The Pacoima Neighborhood Council announced its opposition to the controversial bullet train route that may cut through Pacoima at its monthly meeting at the Pacoima Community Center. The president alongside the neighborhood council addressed a full room at Wednesday’s meeting, which was attended by Councilmember Felipe Fuentes, the mayor of San Fernando, representatives from Assemblymember Patty Lopez’s office and the High Speed Rail Authority, and residents from Pacoima and nearby communities.
“If you are here to oppose the high speed rail, well, we’re not even here to even entertain that,” said Pacoima Neighborhood Council President Michael Gonzalez.
“Our contention is we want the best route, a fair route, that affects the least amount of people. And we, our community thinks this is not the best place to do that,” he said.
About 100 people showed up to this meeting, most to also state their opposition to the proposed route that will disect Pacoima along with Sun Valley, San Fernando, and Sylmar at up to 200 miles per hour. Items on the agenda were bumped up on the agenda, (specifically, high-speed rail) so that issue can be addressed. Politicians’ presentations turned into a Q&A, and a few outbursts from the public caused Gonzalez to call for order.
The meeting became more tense when Gonzalez publicly confronted Ricardo
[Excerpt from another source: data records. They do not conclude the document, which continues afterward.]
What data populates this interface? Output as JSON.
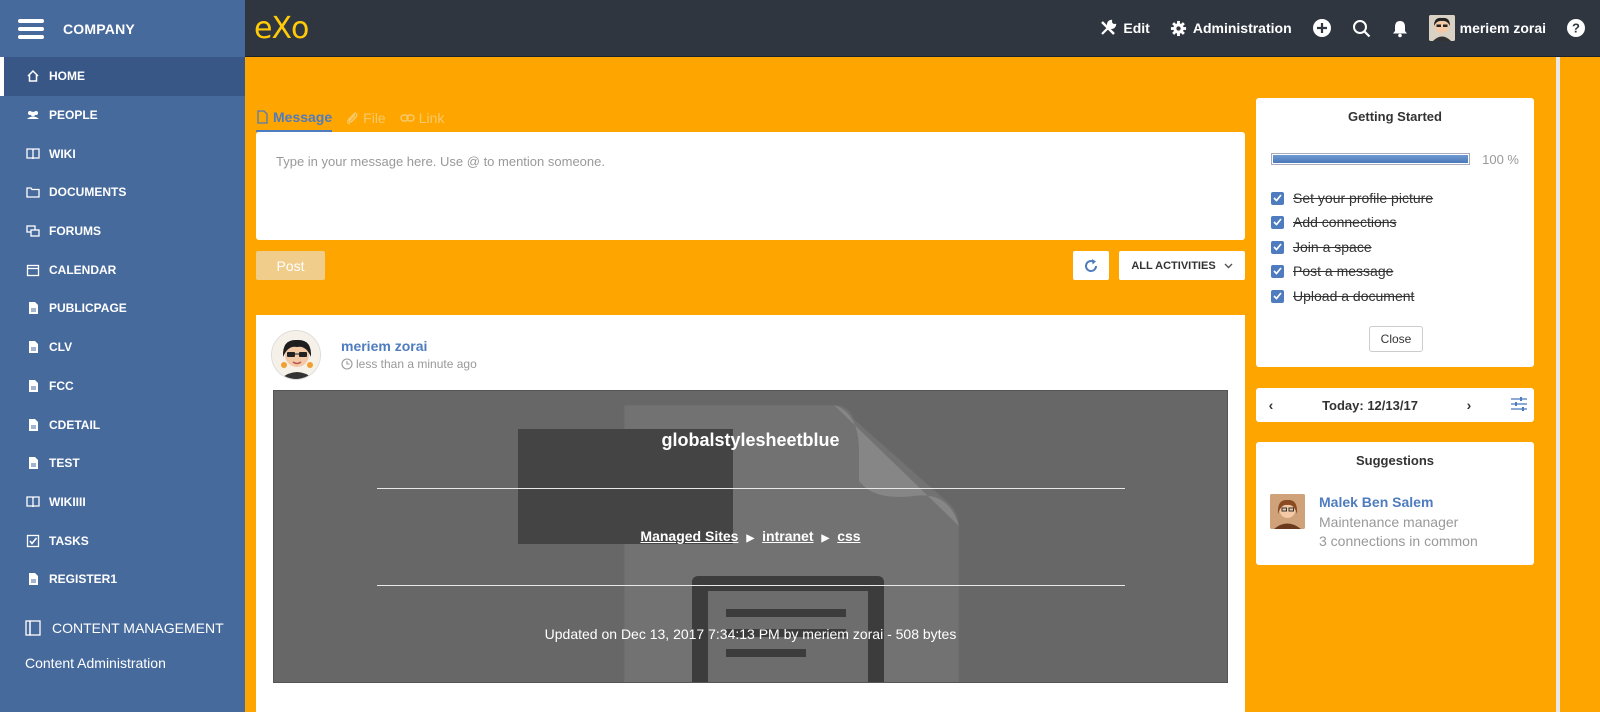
{
  "sidebar": {
    "company": "COMPANY",
    "items": [
      {
        "label": "HOME",
        "icon": "home-icon"
      },
      {
        "label": "PEOPLE",
        "icon": "people-icon"
      },
      {
        "label": "WIKI",
        "icon": "book-icon"
      },
      {
        "label": "DOCUMENTS",
        "icon": "folder-icon"
      },
      {
        "label": "FORUMS",
        "icon": "forums-icon"
      },
      {
        "label": "CALENDAR",
        "icon": "calendar-icon"
      },
      {
        "label": "PUBLICPAGE",
        "icon": "page-icon"
      },
      {
        "label": "CLV",
        "icon": "page-icon"
      },
      {
        "label": "FCC",
        "icon": "page-icon"
      },
      {
        "label": "CDETAIL",
        "icon": "page-icon"
      },
      {
        "label": "TEST",
        "icon": "page-icon"
      },
      {
        "label": "WIKIIII",
        "icon": "book-icon"
      },
      {
        "label": "TASKS",
        "icon": "tasks-icon"
      },
      {
        "label": "REGISTER1",
        "icon": "page-icon"
      }
    ],
    "section": "CONTENT MANAGEMENT",
    "section_link": "Content Administration"
  },
  "topbar": {
    "logo": "eXo",
    "edit": "Edit",
    "administration": "Administration",
    "user": "meriem zorai"
  },
  "composer": {
    "tabs": [
      "Message",
      "File",
      "Link"
    ],
    "placeholder": "Type in your message here. Use @ to mention someone.",
    "post": "Post",
    "filter": "ALL ACTIVITIES"
  },
  "activity": {
    "user": "meriem zorai",
    "time": "less than a minute ago",
    "file_title": "globalstylesheetblue",
    "path": [
      "Managed Sites",
      "intranet",
      "css"
    ],
    "meta": "Updated on Dec 13, 2017 7:34:13 PM by meriem zorai - 508 bytes"
  },
  "getting_started": {
    "title": "Getting Started",
    "progress": 100,
    "percent_label": "100 %",
    "tasks": [
      "Set your profile picture",
      "Add connections",
      "Join a space",
      "Post a message",
      "Upload a document"
    ],
    "close": "Close"
  },
  "calendar": {
    "today": "Today: 12/13/17"
  },
  "suggestions": {
    "title": "Suggestions",
    "name": "Malek Ben Salem",
    "role": "Maintenance manager",
    "common": "3 connections in common"
  },
  "colors": {
    "accent": "#4e7cbe",
    "sidebar": "#476a9c",
    "background": "#ffa500",
    "topbar": "#2f3640"
  }
}
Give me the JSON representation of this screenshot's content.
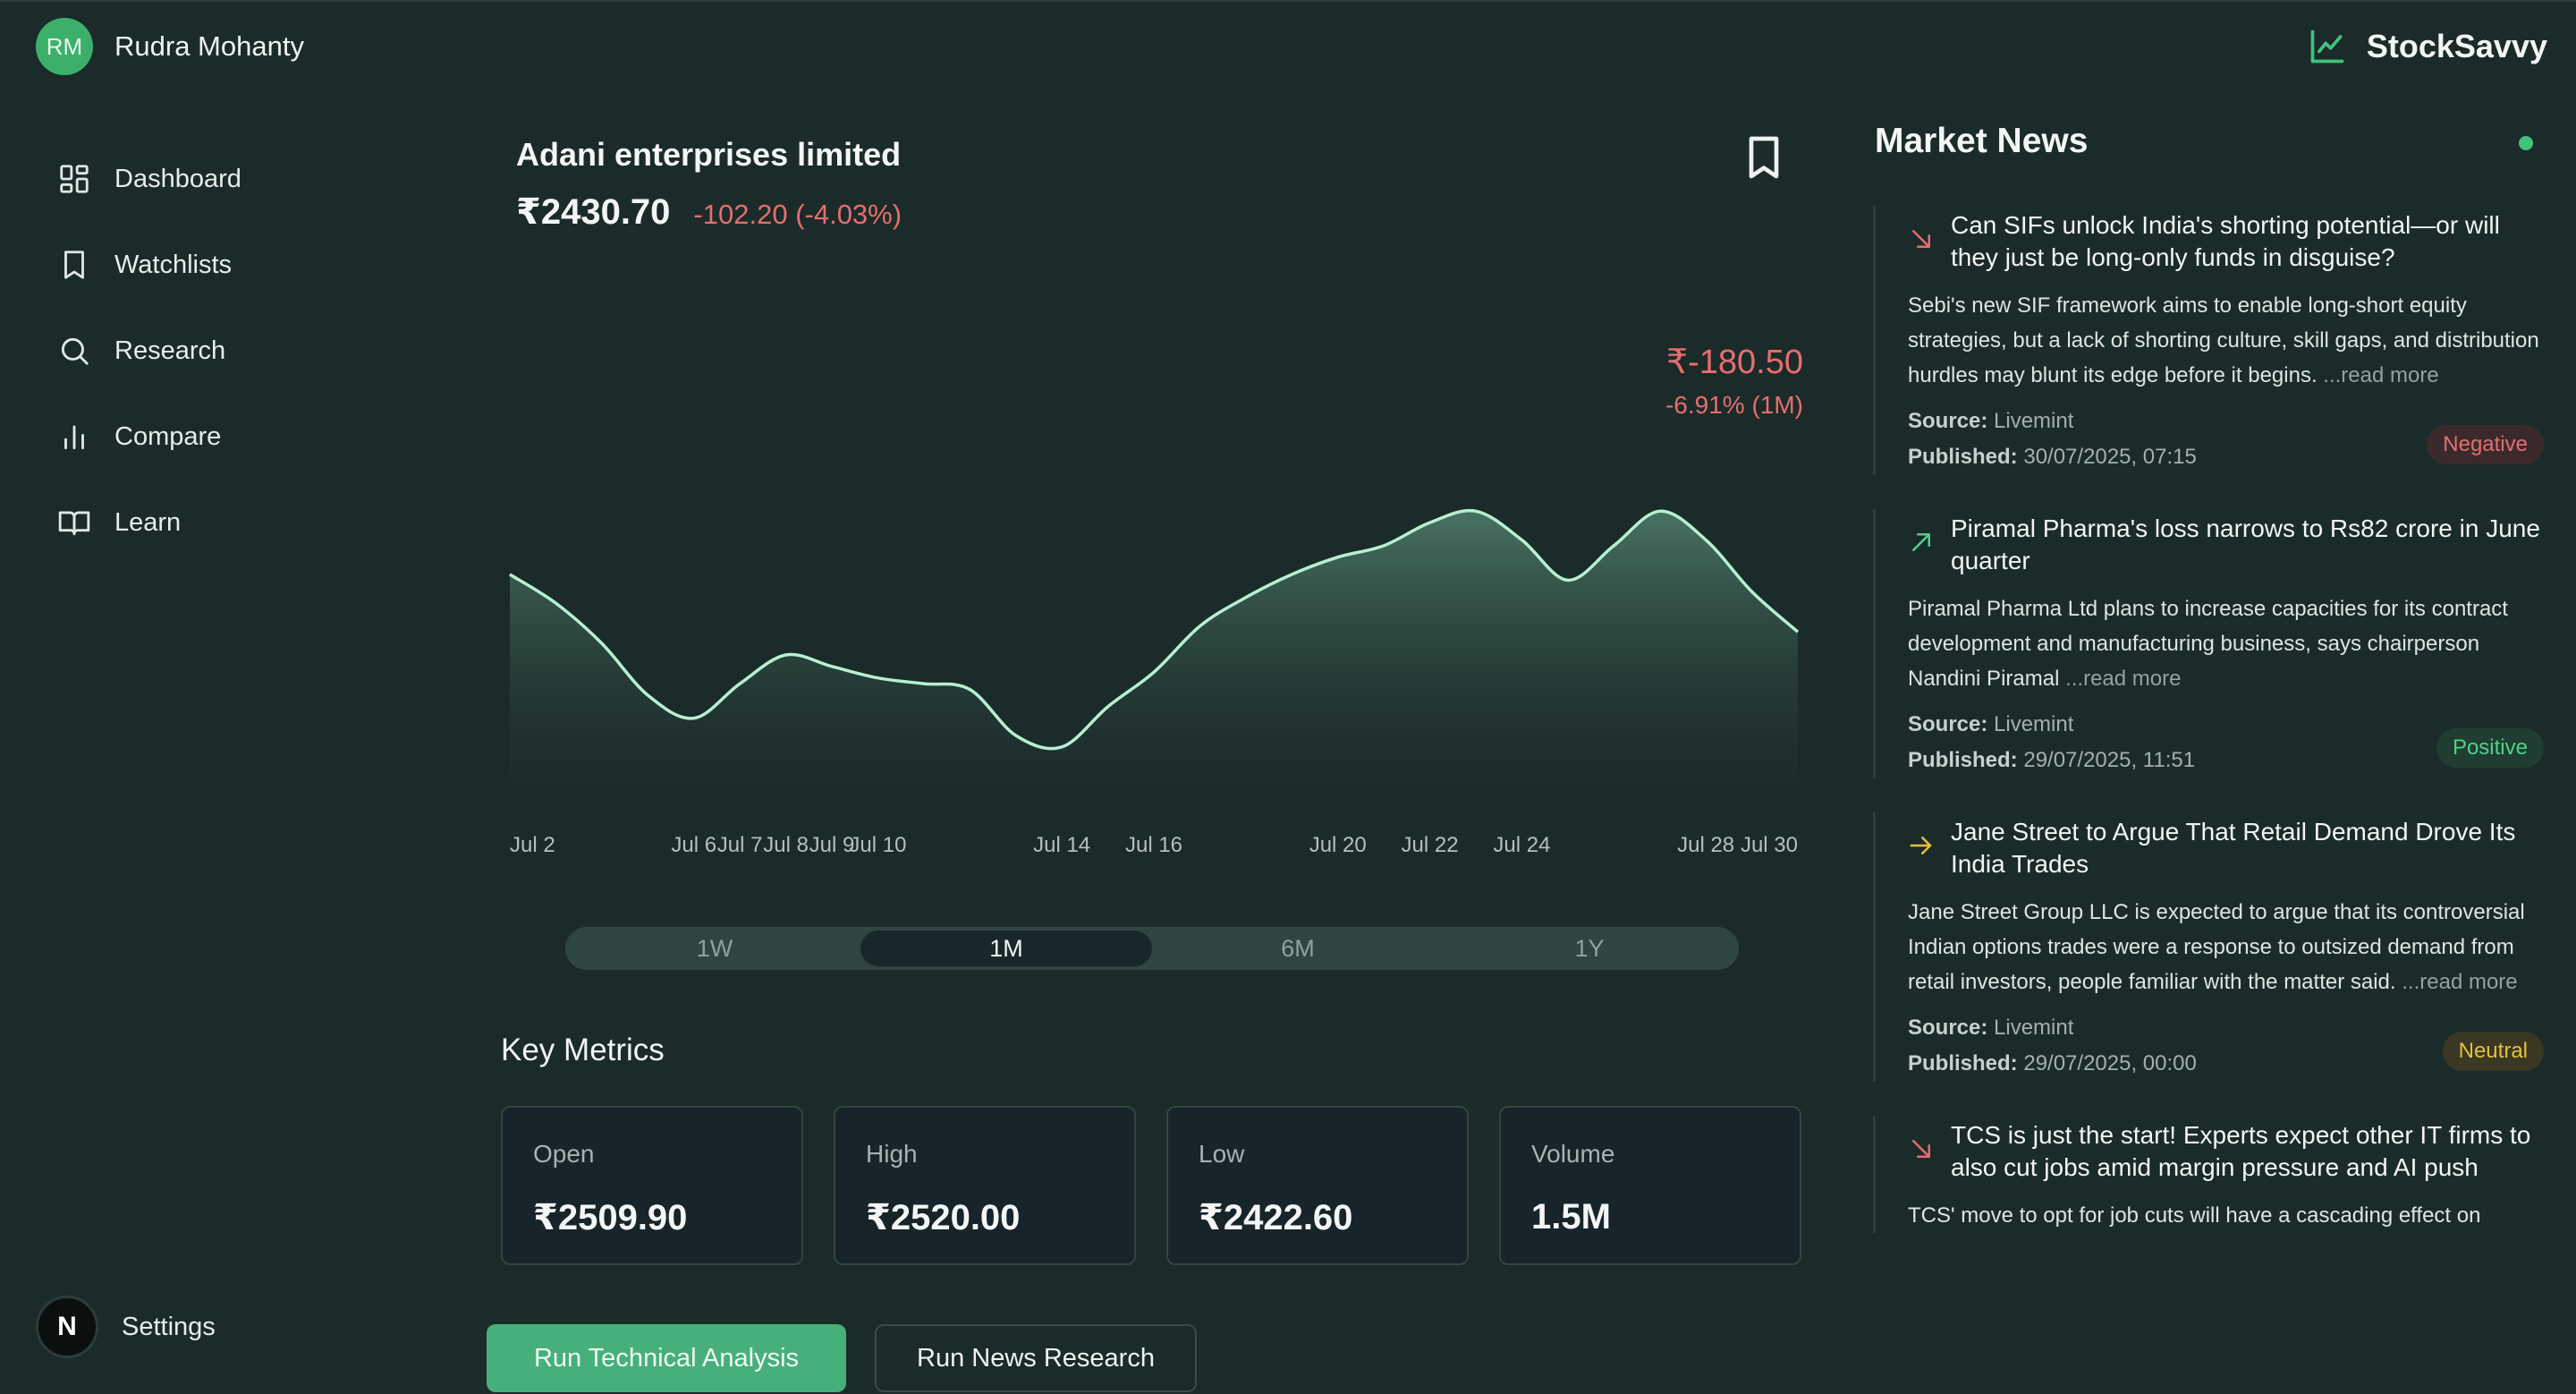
{
  "user": {
    "initials": "RM",
    "name": "Rudra Mohanty"
  },
  "brand": {
    "name": "StockSavvy",
    "icon": "trend-chart-icon",
    "color": "#3fc47d"
  },
  "sidebar": {
    "items": [
      {
        "label": "Dashboard",
        "icon": "dashboard-icon"
      },
      {
        "label": "Watchlists",
        "icon": "bookmark-icon"
      },
      {
        "label": "Research",
        "icon": "search-icon"
      },
      {
        "label": "Compare",
        "icon": "bar-chart-icon"
      },
      {
        "label": "Learn",
        "icon": "book-icon"
      }
    ],
    "settings": {
      "logo": "N",
      "label": "Settings"
    }
  },
  "stock": {
    "name": "Adani enterprises limited",
    "price": "₹2430.70",
    "change": "-102.20",
    "change_pct": "(-4.03%)",
    "period_change": "₹-180.50",
    "period_change_pct": "-6.91% (1M)"
  },
  "chart_data": {
    "type": "area",
    "x": [
      "Jul 2",
      "Jul 3",
      "Jul 4",
      "Jul 5",
      "Jul 6",
      "Jul 7",
      "Jul 8",
      "Jul 9",
      "Jul 10",
      "Jul 11",
      "Jul 12",
      "Jul 13",
      "Jul 14",
      "Jul 15",
      "Jul 16",
      "Jul 17",
      "Jul 18",
      "Jul 19",
      "Jul 20",
      "Jul 21",
      "Jul 22",
      "Jul 23",
      "Jul 24",
      "Jul 25",
      "Jul 26",
      "Jul 27",
      "Jul 28",
      "Jul 29",
      "Jul 30"
    ],
    "values": [
      2611,
      2606,
      2599,
      2590,
      2586,
      2592,
      2597,
      2595,
      2593,
      2592,
      2591,
      2583,
      2581,
      2588,
      2594,
      2602,
      2607,
      2611,
      2614,
      2616,
      2620,
      2622,
      2617,
      2610,
      2616,
      2622,
      2617,
      2608,
      2601
    ],
    "tick_labels": [
      "Jul 2",
      "Jul 6",
      "Jul 7",
      "Jul 8",
      "Jul 9",
      "Jul 10",
      "Jul 14",
      "Jul 16",
      "Jul 20",
      "Jul 22",
      "Jul 24",
      "Jul 28",
      "Jul 30"
    ],
    "color": "#b6f0d2"
  },
  "ranges": {
    "items": [
      "1W",
      "1M",
      "6M",
      "1Y"
    ],
    "active": "1M"
  },
  "metrics": {
    "title": "Key Metrics",
    "items": [
      {
        "label": "Open",
        "value": "₹2509.90"
      },
      {
        "label": "High",
        "value": "₹2520.00"
      },
      {
        "label": "Low",
        "value": "₹2422.60"
      },
      {
        "label": "Volume",
        "value": "1.5M"
      }
    ]
  },
  "actions": {
    "technical": "Run Technical Analysis",
    "news": "Run News Research"
  },
  "news": {
    "title": "Market News",
    "read_more": "...read more",
    "source_label": "Source:",
    "published_label": "Published:",
    "items": [
      {
        "direction": "down",
        "headline": "Can SIFs unlock India's shorting potential—or will they just be long-only funds in disguise?",
        "body": "Sebi's new SIF framework aims to enable long-short equity strategies, but a lack of shorting culture, skill gaps, and distribution hurdles may blunt its edge before it begins.",
        "source": "Livemint",
        "published": "30/07/2025, 07:15",
        "sentiment": "Negative"
      },
      {
        "direction": "up",
        "headline": "Piramal Pharma's loss narrows to Rs82 crore in June quarter",
        "body": "Piramal Pharma Ltd plans to increase capacities for its contract development and manufacturing business, says chairperson Nandini Piramal",
        "source": "Livemint",
        "published": "29/07/2025, 11:51",
        "sentiment": "Positive"
      },
      {
        "direction": "flat",
        "headline": "Jane Street to Argue That Retail Demand Drove Its India Trades",
        "body": "Jane Street Group LLC is expected to argue that its controversial Indian options trades were a response to outsized demand from retail investors, people familiar with the matter said.",
        "source": "Livemint",
        "published": "29/07/2025, 00:00",
        "sentiment": "Neutral"
      },
      {
        "direction": "down",
        "headline": "TCS is just the start! Experts expect other IT firms to also cut jobs amid margin pressure and AI push",
        "body": "TCS' move to opt for job cuts will have a cascading effect on",
        "source": "",
        "published": "",
        "sentiment": ""
      }
    ]
  }
}
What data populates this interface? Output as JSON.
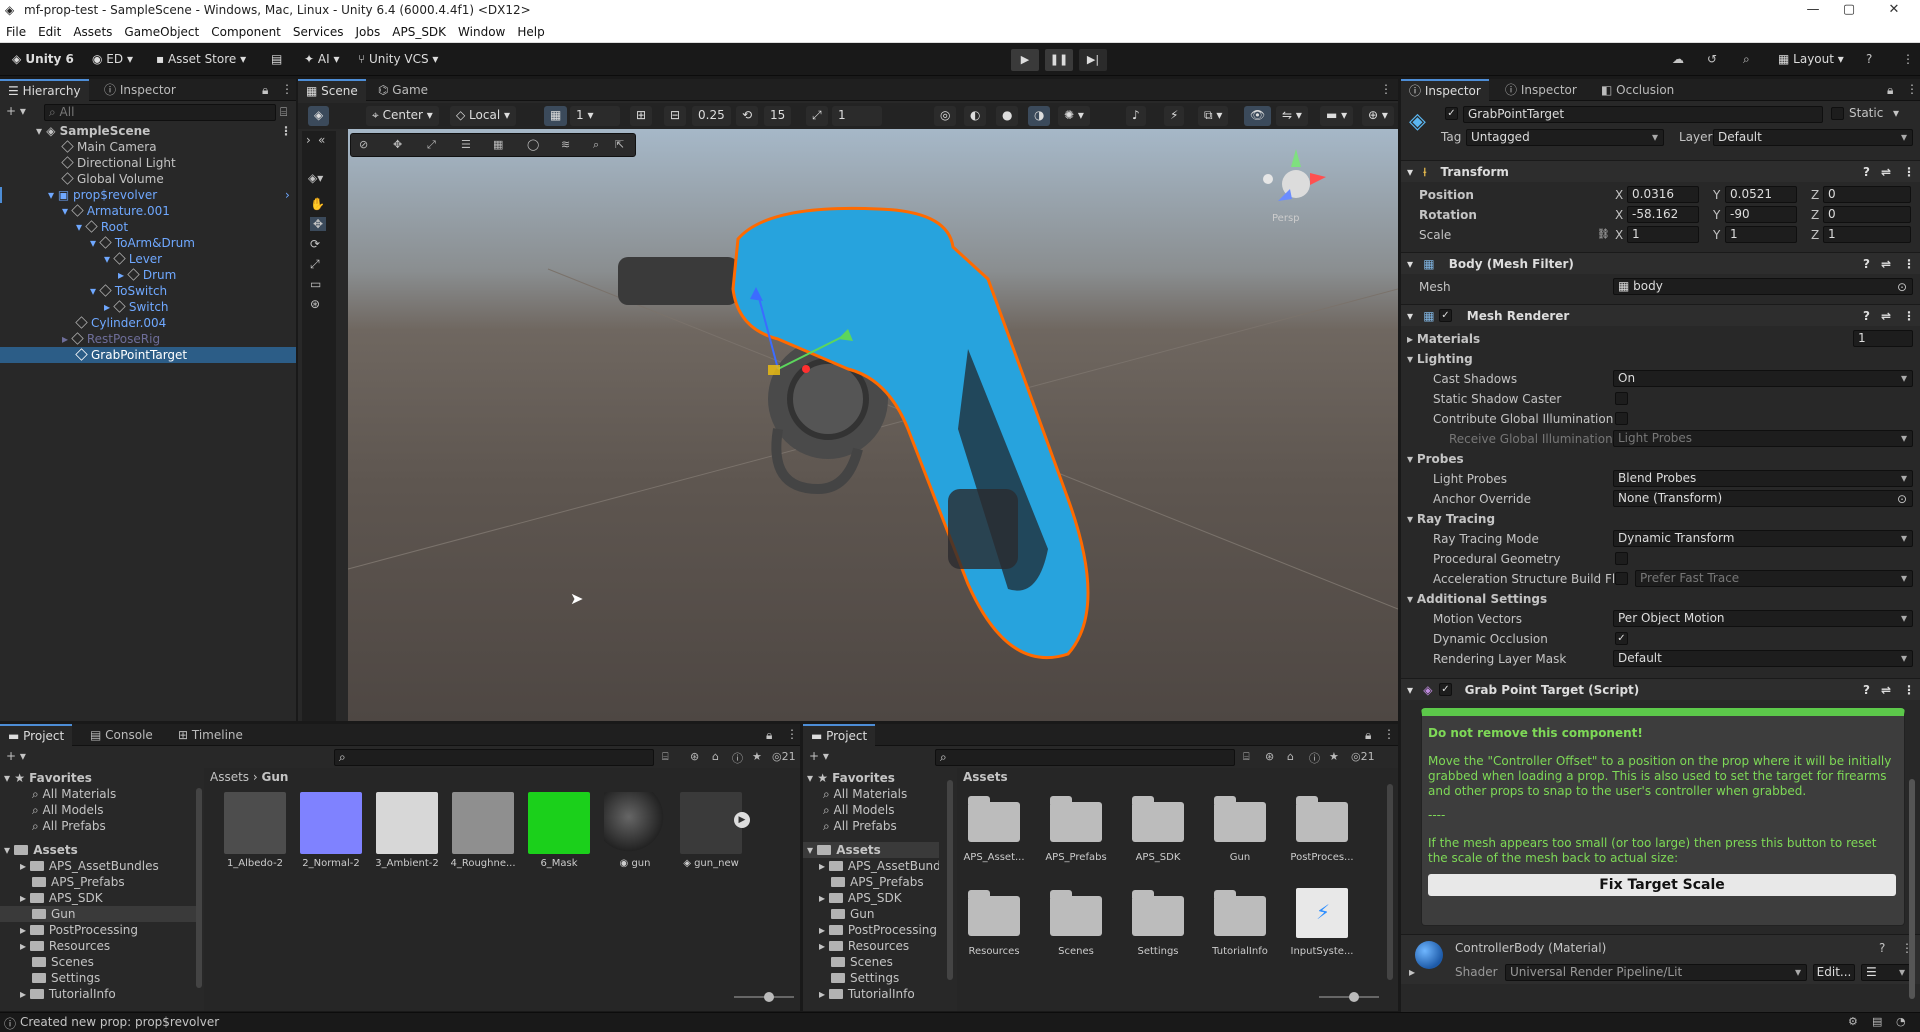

Benitez, Assemblymember Lopez’s representative, about the statement he made last week at the foothill community’s rally that Assemblymember Lopez supported the route going through Pacoima.
Although Lopez released a statement the day following the foothill rally saying she has not taken a position on the matter, Benitez avoided the question about Lopez’s position by repeating rhetoric that Lopez is new and is still learning the ropes, and even tried throwing Councilmember Fuentes under the bus.
“That was in the past, so now I am giving my statement today,” said Benitez. “Even Mr. Fuentes said that he wants it over there in [along Highway]14 so, I’m not saying I am in the same position but that’s my presentation,” he said, then scurried away.
Councilmember Fuentes, however, stuck with his neutral position saying he needs more information from the High Speed Rail Authority to make a decision but implored the community to let their voices be heard as the process moves forward. He said he does not know which benefits the project will bring, but went so far as to throw “what if” scenarios like cleaning up the railing along San Fernando Road and removing some of the junk yards in Sun Valley.
“But I can’t say today that any of this is worthy of our consideration yet because we have to let the process go forward,” Fuentes said to the crowd and implored them to be involved throughout the process.
“If we get out of our conversation, then what happens then? The decision will be made, with or without us,” he said.
Gonzalez had the final word before public comment was opened.
“Our contention is, we’re for the best route, a fair route that affects the least amount of people though,” he said. “And we contend that if we build it down San Fernando [Road], we build this huge wall, a sound wall dividing our community, that is the worst option, that is the worst route. Take that off the table.”